Pastor’s Blog: Do Not Be Anxious!

Many years ago, a Lutheran pastor and counselor told a story about how anxiety works.

A father’s daughter was on a date with a nice young man, and the expected time home was made clear before the young man left with his daughter to go to the movies. This was his oldest child, and it was a first time to have a child leave the home in a car driven by a young man, whom the family knew very well.

Throughout the time his daughter was away, the father was nervous as to whether she was safe and would be OK. As the expected time for her return grew near, the father felt tension in his neck and shoulders. At the moment she was supposed to be home, the father was listening closely for the sound of the car pulling into the family driveway. But no car arrived.

At first, the father thought, “Well, they probably were not paying as close attention to the time as I have been.” Then, after ten more minutes, his nerves were on edge. He wondered if they might have had a flat tire or run out of gas. After five more minutes, he began to panic that the daughter and her date had been in an automobile accident. After another five minutes, he began to be angry, thinking the worst about the young man and what advantages he might have tried to take concerning his daughter.

When the car finally pulled into the driveway, twenty-five minutes late, the father said: “I will not overreact. There is probably a perfectly good explanation for what happened. I will be reasonable. I will listen first before expressing how concerned I have been and how they ought to have phoned me to let me know why they were running late. I will not get emotional. I will be calm. I will be in control.”

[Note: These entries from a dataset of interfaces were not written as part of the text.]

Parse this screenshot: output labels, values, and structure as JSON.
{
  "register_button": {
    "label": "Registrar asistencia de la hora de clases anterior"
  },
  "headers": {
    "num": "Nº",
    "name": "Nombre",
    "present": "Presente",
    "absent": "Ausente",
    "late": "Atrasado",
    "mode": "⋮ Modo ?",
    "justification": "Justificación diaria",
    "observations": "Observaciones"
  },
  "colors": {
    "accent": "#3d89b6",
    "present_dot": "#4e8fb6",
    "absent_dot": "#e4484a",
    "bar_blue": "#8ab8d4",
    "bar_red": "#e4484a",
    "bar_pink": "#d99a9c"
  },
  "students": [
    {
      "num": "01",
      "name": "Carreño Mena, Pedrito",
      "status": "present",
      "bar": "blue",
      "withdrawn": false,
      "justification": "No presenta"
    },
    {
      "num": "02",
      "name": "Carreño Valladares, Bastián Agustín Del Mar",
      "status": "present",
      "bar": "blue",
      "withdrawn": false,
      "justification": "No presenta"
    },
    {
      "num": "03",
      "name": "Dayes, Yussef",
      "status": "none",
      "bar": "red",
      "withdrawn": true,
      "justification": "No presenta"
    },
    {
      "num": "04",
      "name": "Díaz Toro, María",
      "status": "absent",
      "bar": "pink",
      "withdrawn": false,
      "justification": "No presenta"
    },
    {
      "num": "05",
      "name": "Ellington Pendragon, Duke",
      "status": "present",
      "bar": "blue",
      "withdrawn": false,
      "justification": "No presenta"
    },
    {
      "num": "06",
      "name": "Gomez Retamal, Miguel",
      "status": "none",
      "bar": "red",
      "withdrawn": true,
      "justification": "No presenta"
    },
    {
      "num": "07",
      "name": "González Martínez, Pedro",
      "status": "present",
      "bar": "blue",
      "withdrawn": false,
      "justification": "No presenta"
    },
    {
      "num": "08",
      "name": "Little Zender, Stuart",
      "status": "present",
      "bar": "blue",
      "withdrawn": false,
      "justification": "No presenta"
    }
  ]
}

But when the front door opening, the father shouted: “Where in the hell have you two been? And what have you been up to?”

Anxiety is a twin of fear. The anxious person thinks he or she is being reasonable, but, in fact, he or she has emotions so excited that the capacity for rational thought often goes out the window. Like the father in the story, the anxious person pieces together his or her wildest fears of what could happen and sews it all together into a narrative that is not based on anything but suppositions and what-ifs.

There are, of course, some people who live from crisis to crisis as if life were a soap opera. They have a magnificent ability to create dramas wherever they go. Once you know that about a person, you pray for him or her, and you don’t overreact … unless, of course, that person pushes your buttons.

Our Lord Jesus tells us not to be anxious. We are to pray and to seek what God wants and not what we want. When we are dealing with anxiety or fear, we bring that into God’s presence consciously, saying, “Dear Father, you know that I am feeling anxious (or I am afraid), please help me to trust you are in charge and will not let me go. Help me to live in the moment and, with your Holy Spirit’s help, to let go of those things over which I have no control. In Jesus’ name. Amen.”

When we practice the faith, by praying daily, worshiping and communing weekly, reading the Bible, having spiritual friendships, serving at and beyond our congregation, and giving generously of the resources our heavenly Father has placed in our hands to manage, we have the right habits and the growing spiritual maturity to let go and trust the Father, Son, and Holy Spirit will handle things well!

St Matthew's Pastor Sam Zumwalt

szumwalt

The Rev. Dr. Samuel Zumwalt has worked in churches for 43 years and in May 2019 celebrated the 38th anniversary of his ordination to the holy ministry. He is a member of the Society of the Holy Trinity (www.societyholytrinity.org). In 2004, Pr. Zumwalt moved with his family to Wilmington from Texas, where he served for 23 years as pastor of small, midsize, and large congregations.